Can “paranoid thrillers” still be made? “I’ll say this: there are no conspiracies anymore. It’s all out in the open. You read Scott Galloway’s book The Four, and deep-dive into what these gigantic companies are up to and about, and that’s not paranoia—that’s happening. We’re in a really unique situation now where these companies have more power than governments, and yet nobody there is elected, and we don’t know what their plans are, and we only find out about the bad sh-t they’re up to when some whistleblower comes forward.

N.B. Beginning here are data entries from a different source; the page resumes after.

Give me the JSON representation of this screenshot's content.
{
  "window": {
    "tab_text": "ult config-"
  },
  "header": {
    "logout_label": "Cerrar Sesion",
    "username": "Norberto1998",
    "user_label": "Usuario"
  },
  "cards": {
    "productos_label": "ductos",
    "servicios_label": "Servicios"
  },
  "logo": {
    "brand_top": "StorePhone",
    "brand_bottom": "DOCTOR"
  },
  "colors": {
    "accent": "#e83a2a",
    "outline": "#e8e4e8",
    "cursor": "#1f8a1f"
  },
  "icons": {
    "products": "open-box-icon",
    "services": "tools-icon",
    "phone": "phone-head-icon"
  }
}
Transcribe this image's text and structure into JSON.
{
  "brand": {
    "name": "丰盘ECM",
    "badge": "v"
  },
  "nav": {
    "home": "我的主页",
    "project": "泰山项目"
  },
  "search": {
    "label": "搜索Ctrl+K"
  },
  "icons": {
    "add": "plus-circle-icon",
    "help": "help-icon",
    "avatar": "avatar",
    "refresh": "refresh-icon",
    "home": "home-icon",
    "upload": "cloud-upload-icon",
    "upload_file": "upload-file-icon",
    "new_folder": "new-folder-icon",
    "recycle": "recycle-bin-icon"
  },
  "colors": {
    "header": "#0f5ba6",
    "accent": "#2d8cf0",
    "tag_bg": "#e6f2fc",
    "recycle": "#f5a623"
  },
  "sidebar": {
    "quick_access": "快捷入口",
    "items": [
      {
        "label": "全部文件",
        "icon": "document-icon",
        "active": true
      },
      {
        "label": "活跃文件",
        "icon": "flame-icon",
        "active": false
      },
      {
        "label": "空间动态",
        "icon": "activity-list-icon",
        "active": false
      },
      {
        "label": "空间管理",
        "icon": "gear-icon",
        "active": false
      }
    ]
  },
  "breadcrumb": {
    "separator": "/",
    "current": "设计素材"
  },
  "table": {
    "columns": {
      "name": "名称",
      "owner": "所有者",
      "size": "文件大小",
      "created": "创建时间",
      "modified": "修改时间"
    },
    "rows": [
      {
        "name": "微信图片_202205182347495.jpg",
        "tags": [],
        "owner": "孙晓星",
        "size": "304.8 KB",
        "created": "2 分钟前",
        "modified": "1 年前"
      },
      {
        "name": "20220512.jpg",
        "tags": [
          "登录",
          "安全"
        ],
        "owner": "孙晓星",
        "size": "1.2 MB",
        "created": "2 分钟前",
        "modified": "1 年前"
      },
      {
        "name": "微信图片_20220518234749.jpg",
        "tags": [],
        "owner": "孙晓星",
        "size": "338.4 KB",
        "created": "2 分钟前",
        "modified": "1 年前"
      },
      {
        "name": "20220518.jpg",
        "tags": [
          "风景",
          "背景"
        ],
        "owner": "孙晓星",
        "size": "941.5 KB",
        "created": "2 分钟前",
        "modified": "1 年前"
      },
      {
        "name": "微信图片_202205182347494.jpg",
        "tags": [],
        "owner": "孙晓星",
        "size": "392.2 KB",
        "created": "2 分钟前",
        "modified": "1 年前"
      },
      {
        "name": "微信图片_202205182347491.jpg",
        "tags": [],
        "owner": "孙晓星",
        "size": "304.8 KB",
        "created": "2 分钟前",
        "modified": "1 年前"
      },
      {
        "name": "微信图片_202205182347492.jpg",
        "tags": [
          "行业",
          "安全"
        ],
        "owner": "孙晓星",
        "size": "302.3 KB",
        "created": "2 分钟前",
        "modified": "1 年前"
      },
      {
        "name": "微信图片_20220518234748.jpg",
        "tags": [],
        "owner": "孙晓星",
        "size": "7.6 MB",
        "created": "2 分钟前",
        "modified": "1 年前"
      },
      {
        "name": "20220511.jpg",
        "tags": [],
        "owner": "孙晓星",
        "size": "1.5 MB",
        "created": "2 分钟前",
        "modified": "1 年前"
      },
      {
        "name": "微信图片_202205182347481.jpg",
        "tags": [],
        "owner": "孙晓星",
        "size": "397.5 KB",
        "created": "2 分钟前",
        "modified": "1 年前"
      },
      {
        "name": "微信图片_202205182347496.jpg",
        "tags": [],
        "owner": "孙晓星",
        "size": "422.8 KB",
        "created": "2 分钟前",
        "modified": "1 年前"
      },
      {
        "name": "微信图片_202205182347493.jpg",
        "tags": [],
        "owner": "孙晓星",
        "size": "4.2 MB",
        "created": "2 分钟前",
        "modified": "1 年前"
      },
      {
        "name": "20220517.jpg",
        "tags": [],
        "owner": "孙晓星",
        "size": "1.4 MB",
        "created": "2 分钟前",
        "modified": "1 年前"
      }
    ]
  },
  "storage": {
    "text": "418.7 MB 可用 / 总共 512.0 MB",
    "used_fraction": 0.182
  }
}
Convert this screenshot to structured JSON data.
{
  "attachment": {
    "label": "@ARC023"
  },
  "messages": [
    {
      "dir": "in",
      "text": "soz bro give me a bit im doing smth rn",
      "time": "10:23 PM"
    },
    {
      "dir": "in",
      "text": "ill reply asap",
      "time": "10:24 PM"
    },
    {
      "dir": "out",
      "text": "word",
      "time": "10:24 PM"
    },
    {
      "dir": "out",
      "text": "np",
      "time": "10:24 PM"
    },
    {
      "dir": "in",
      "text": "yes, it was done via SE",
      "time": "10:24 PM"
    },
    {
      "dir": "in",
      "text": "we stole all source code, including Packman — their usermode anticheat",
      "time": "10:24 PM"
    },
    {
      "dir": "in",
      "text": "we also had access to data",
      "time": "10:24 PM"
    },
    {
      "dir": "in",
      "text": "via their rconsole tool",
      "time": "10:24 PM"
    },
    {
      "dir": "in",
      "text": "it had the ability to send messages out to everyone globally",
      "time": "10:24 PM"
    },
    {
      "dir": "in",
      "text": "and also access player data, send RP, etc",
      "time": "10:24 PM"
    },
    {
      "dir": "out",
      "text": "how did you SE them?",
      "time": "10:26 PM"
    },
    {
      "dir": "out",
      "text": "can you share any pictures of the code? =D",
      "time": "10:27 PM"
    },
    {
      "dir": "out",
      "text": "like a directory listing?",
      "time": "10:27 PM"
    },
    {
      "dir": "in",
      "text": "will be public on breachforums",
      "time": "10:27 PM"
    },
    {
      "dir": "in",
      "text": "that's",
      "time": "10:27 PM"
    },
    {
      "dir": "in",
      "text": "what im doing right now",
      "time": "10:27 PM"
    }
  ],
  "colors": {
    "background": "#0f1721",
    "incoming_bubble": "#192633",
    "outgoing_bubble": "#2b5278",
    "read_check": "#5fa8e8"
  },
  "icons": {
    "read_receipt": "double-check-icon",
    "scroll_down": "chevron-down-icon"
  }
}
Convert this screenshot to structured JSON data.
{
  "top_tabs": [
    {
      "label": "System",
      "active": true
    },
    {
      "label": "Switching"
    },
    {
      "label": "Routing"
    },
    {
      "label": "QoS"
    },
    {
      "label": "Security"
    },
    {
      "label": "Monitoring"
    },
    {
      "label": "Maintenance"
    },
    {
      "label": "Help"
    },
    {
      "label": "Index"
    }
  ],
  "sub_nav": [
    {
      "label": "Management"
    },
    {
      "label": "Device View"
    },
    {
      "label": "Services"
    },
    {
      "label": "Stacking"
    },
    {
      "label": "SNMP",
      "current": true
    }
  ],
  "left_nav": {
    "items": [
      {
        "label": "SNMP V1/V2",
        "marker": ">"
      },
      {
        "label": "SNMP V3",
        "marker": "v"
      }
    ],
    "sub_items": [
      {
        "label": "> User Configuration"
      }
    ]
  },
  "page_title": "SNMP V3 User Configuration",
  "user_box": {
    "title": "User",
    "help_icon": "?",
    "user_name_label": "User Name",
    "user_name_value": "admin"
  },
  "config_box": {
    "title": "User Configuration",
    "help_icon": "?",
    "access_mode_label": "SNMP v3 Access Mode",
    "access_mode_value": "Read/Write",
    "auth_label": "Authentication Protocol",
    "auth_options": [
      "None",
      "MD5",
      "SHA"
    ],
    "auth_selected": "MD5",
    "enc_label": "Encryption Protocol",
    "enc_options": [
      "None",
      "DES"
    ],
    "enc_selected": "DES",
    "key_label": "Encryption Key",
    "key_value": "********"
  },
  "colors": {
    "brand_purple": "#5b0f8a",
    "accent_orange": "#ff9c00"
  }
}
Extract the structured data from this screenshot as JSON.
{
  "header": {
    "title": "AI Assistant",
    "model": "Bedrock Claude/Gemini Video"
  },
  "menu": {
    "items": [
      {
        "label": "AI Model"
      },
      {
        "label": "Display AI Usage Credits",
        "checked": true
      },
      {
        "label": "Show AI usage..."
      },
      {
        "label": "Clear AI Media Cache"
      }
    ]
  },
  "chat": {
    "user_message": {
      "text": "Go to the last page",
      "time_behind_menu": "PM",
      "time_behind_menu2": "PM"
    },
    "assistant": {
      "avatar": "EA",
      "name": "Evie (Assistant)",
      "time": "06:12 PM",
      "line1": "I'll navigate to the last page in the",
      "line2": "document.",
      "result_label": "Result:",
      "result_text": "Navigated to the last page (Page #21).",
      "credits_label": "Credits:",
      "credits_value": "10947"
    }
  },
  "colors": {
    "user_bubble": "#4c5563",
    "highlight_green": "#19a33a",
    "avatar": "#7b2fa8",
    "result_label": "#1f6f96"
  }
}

All of the mistrust that came out of the 1970s because of Vietnam and Watergate has now been sort of redirected and fragmented so that it feels like it’s taking up more space in our daily lives than it did back in the 1970s. The idea that there are powerful entities and people having a real, direct influence on how you live your day-to-day life—that used to be a thing that somebody on a street corner would be screaming in a loop, and it’s the reality that we live in now.
Whether he’s interested in making franchise blockbusters: “Not really, and I’m not a snob; it’s not that I feel it’s some lower tier in any way. It really becomes about what universe you occupy as a storyteller. I’m just too earthbound to really release myself to a universe in which Newtonian physics don’t exist [laughs]. I just have a lack of imagination in that regard, which is why the one foray I had into pure science-fiction [2002’s Solaris] was essentially a character drama that happened to be set on a spaceship. Also, for a lot of these, for me to understand the world and how to write or supervise the writing of the story and the characters—apart from the fact that I can bend time and defy gravity and shoot beams out of my fingers—there’s no f–king. Nobody’s f–king! Like, I don’t know how to tell people how to behave in a world in which that is not a thing. The fantasy-spectacle universe, as far as I can tell, typically doesn’t involve a lot of f–king, and also things like—who’s paying these people? Who do they work for? How does this job come to be?
I like that he says “I’m not a snob; it’s not that I feel it’s some lower tier in any way…” It’s true, and honestly, the comic-book fans would not WANT Soderbergh to direct one of their precious adaptations. Soderbergh would go in, shoot a Marvel film in 35 days – acting as his own cinematographer and DP – reject all greenscreens and CGI, and he would change the story so Thor had long, languid f–k sessions with a smart-mouthed escort. Sh-t, now I kind of want to see THAT movie. Oh well!! And he’s dead right about paranoia/conspiracies and about data collection and smartphones and all of that.
Photos courtesy of Avalon Red.